Our Opinion: Trustees need to be transparent, clear too


The Wood Word, Editorial Board

Throughout this semester, anonymous flyers and a public protest have caused a stir on campus about faculty displeasure with administration.

Between Oct. 6 and Oct. 8, faculty held a vote of no confidence for two top university administrators; 88 percent of faculty voters voted no confidence in Joseph X. Garvey, vice president of financial affairs and treasurer, and 71 percent of faculty voted no confidence in president Sr. Anne Munley, IHM.

On Oct. 19, the board of trustees sent an email to faculty and staff saying that, though there have been some “expression[s] of dissatisfaction,” the board maintained a position of “unanimous and steadfast” support of Sr. Anne and Garvey.

The board of trustees, by recognizing dissatisfaction, but reiterating their support of the current administration, again stymies an opportunity for significant change. How they communicated that support shows why faculty continues to find fault with campus leadership.

The letter was vague in not directly addressing the vote of no confidence.

By not acknowledging the vote or its results, the board of trustees dismissed the magnitude of such a measure while they simultaneously stifled discussion for anyone who was not aware of the vote by failing to inform the greater Marywood community clearly of faculty concerns.

Meanwhile, the formation of a shared governance committee, which will include eight faculty and eight board members, seems to say there will be more of the same meetings and debates that brought faculty to this point.

Dialogue is always good, but the board already disregarded the faculty’s vote of no confidence. If such a drastic measure by faculty didn’t change their minds, what’s the point of the committee?

The faculty, meanwhile, have communicated their feelings clearly and precisely.

During the dedication of the Learning Commons on Sept. 8, faculty and students held signs in protest of how money was being spent and how faculty were being treated, among other things. Their points were well outlined and held up for all to see.

The vote of no confidence also could not have been clearer. A strong majority of faculty are dissatisfied with the work of Garvey and Sr. Anne.

This board letter is yet another instance of withholding information at the top, an issue faculty have grown tired of and one students are now combatting.

In a well-organized, detailed letter to the board of trustees,the Student Government Association (SGA) expressed their “deep concern regarding current university administration.”

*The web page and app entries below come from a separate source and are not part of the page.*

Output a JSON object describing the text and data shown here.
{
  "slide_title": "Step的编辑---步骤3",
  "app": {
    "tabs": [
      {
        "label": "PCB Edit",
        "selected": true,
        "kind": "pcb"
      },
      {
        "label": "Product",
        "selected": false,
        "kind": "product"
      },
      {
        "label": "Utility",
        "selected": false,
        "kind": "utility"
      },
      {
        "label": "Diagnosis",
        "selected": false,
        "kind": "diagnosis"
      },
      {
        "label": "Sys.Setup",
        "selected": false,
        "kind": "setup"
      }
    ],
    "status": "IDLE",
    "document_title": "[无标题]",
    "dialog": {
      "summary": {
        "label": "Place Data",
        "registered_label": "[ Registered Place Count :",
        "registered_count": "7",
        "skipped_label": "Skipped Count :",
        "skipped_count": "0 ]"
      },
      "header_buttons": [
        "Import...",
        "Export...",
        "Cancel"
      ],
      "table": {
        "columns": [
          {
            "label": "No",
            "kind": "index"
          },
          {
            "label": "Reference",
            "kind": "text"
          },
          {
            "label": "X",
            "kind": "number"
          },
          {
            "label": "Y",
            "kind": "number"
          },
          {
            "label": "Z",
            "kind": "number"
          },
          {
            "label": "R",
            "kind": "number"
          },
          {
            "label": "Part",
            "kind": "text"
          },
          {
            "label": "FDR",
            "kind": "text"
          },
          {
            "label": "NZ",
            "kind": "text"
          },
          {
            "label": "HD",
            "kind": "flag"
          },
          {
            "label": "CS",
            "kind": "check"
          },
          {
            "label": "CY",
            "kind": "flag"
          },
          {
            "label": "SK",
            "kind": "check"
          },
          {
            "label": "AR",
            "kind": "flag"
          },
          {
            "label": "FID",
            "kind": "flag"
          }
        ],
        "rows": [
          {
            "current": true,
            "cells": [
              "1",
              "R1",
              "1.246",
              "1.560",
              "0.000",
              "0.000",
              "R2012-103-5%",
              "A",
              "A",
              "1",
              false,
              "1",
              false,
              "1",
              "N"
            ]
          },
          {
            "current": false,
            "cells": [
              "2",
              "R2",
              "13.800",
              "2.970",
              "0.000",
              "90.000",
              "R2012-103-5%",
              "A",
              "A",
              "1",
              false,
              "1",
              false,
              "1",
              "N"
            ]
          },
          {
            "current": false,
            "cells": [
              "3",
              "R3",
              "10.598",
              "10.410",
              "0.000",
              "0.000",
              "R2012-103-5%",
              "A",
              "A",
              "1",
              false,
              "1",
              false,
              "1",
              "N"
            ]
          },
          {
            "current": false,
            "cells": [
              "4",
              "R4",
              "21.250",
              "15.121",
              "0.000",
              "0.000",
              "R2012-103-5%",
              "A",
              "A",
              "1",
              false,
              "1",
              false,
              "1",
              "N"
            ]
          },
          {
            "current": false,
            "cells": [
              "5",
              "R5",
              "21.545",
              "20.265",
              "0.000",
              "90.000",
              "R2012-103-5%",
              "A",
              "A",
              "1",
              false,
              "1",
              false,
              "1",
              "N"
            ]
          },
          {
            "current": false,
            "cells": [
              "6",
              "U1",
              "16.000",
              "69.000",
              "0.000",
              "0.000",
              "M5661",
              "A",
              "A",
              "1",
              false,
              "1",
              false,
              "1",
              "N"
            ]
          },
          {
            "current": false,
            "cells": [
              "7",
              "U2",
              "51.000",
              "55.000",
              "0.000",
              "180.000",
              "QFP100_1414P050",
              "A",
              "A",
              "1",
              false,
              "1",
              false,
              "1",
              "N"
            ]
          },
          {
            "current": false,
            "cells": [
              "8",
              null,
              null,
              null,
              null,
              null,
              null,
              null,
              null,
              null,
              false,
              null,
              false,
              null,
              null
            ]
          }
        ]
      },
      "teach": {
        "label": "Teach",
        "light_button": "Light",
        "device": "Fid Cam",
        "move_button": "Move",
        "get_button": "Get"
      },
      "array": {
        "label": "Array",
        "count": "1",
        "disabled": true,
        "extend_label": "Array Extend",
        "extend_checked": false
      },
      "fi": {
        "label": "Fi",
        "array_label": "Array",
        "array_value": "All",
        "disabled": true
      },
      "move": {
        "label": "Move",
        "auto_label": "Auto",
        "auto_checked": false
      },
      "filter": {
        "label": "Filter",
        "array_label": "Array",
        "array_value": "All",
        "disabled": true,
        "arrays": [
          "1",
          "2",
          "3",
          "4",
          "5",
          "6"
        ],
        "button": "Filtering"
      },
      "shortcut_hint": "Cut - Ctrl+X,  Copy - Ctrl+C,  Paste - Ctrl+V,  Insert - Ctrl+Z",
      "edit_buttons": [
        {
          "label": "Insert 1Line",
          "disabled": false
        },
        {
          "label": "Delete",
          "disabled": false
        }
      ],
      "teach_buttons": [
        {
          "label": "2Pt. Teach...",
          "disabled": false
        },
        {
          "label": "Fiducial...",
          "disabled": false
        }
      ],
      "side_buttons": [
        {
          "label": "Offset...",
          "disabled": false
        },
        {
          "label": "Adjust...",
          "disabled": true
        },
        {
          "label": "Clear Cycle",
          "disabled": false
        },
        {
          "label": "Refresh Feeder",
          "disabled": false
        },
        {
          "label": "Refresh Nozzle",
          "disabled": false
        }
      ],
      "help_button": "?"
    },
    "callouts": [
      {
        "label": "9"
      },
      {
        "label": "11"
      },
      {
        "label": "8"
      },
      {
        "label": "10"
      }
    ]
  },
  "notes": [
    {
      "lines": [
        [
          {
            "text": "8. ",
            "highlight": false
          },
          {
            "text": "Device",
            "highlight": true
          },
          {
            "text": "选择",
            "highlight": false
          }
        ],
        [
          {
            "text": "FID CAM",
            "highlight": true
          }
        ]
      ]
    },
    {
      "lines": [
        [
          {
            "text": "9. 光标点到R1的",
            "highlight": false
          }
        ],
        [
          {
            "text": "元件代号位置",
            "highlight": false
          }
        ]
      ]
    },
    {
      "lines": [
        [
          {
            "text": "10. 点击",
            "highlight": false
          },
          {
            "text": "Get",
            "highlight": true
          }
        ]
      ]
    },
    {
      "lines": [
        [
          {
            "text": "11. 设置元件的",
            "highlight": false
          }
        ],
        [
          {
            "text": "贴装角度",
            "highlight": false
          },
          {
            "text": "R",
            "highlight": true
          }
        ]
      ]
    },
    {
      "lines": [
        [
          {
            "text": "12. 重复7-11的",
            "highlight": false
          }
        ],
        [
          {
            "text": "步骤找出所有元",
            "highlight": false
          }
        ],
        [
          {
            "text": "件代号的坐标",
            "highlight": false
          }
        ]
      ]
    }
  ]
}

The three-page letter clearly outlined significant concerns of SGA and the larger student body, among them that hundreds of thousands of dollars in student fees are missing from SGA’s budget. SGA’s letter also emphasizes that the concerns it is now raising have been presented before and were never addressed.

Although responding to such numerous issues raised by SGA requires adequate time, a timetable for such a response has yet to be communicated to SGA. When will SGA and the student body it represents get answers?

The board has now joined administrators in shying away from comment or offering vague responses. That will not suffice in these challenging times. Only transparency and direct communication can alleviate the tension felt throughout campus.